• [Required work]: Starting at the line that contains "Read all visible content and emit it as JSON.", set down each line exactly until the records end, keeping both ends and adding nothing.

Records for processing: Begin

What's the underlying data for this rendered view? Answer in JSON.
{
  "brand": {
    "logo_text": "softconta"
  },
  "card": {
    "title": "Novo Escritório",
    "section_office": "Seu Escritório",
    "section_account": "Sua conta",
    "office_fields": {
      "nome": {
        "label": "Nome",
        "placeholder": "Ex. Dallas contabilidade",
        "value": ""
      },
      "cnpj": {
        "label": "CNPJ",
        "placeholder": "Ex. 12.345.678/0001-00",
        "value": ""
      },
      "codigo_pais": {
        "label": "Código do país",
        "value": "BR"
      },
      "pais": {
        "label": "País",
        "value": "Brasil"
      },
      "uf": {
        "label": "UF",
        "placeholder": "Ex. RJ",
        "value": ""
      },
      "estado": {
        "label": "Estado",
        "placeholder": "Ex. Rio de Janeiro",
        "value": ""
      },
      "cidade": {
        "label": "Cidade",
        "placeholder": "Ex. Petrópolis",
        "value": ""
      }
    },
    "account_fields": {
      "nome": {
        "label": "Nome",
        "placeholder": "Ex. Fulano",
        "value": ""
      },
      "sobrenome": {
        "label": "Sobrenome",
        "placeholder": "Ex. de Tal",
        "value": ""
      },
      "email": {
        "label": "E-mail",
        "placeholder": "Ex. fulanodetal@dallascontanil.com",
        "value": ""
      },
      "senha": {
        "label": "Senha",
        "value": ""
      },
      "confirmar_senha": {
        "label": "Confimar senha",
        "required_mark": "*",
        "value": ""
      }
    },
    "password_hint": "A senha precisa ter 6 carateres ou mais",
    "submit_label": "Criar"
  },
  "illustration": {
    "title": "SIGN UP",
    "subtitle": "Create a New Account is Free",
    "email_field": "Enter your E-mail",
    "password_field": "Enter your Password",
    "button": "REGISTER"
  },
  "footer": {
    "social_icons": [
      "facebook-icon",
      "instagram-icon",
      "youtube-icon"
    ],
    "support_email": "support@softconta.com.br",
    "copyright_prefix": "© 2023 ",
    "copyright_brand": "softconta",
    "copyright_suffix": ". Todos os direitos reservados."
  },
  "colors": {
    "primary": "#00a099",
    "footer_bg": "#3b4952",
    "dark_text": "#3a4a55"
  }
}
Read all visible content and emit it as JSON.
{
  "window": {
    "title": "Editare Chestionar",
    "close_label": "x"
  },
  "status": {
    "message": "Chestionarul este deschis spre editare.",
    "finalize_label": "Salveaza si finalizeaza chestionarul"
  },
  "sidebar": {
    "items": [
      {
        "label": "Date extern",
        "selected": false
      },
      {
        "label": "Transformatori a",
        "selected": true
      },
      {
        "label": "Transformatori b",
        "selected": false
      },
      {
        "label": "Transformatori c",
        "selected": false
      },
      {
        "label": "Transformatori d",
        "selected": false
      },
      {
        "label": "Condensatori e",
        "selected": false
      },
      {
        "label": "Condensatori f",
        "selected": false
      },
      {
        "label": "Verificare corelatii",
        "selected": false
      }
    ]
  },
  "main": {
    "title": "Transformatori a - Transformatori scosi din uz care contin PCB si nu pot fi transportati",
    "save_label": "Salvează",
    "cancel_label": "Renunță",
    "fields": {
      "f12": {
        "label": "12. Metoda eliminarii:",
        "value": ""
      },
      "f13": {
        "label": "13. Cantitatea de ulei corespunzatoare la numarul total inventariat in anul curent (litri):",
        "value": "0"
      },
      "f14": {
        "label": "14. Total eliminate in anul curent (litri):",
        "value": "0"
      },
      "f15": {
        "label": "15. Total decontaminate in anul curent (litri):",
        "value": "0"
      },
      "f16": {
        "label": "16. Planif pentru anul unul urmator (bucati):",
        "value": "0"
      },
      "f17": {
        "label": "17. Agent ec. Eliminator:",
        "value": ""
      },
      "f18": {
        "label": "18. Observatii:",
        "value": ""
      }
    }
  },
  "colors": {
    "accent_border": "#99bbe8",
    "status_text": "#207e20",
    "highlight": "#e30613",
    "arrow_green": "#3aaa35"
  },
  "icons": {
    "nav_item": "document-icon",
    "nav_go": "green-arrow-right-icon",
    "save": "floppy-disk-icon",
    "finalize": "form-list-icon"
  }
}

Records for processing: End

• [Written response]:
Read all visible content and emit it as JSON.
{
  "window": {
    "title": "Editare Chestionar",
    "close_label": "x"
  },
  "status": {
    "message": "Chestionarul este deschis spre editare.",
    "finalize_label": "Salveaza si finalizeaza chestionarul"
  },
  "sidebar": {
    "items": [
      {
        "label": "Date extern",
        "selected": false
      },
      {
        "label": "Transformatori a",
        "selected": true
      },
      {
        "label": "Transformatori b",
        "selected": false
      },
      {
        "label": "Transformatori c",
        "selected": false
      },
      {
        "label": "Transformatori d",
        "selected": false
      },
      {
        "label": "Condensatori e",
        "selected": false
      },
      {
        "label": "Condensatori f",
        "selected": false
      },
      {
        "label": "Verificare corelatii",
        "selected": false
      }
    ]
  },
  "main": {
    "title": "Transformatori a - Transformatori scosi din uz care contin PCB si nu pot fi transportati",
    "save_label": "Salvează",
    "cancel_label": "Renunță",
    "fields": {
      "f12": {
        "label": "12. Metoda eliminarii:",
        "value": ""
      },
      "f13": {
        "label": "13. Cantitatea de ulei corespunzatoare la numarul total inventariat in anul curent (litri):",
        "value": "0"
      },
      "f14": {
        "label": "14. Total eliminate in anul curent (litri):",
        "value": "0"
      },
      "f15": {
        "label": "15. Total decontaminate in anul curent (litri):",
        "value": "0"
      },
      "f16": {
        "label": "16. Planif pentru anul unul urmator (bucati):",
        "value": "0"
      },
      "f17": {
        "label": "17. Agent ec. Eliminator:",
        "value": ""
      },
      "f18": {
        "label": "18. Observatii:",
        "value": ""
      }
    }
  },
  "colors": {
    "accent_border": "#99bbe8",
    "status_text": "#207e20",
    "highlight": "#e30613",
    "arrow_green": "#3aaa35"
  },
  "icons": {
    "nav_item": "document-icon",
    "nav_go": "green-arrow-right-icon",
    "save": "floppy-disk-icon",
    "finalize": "form-list-icon"
  }
}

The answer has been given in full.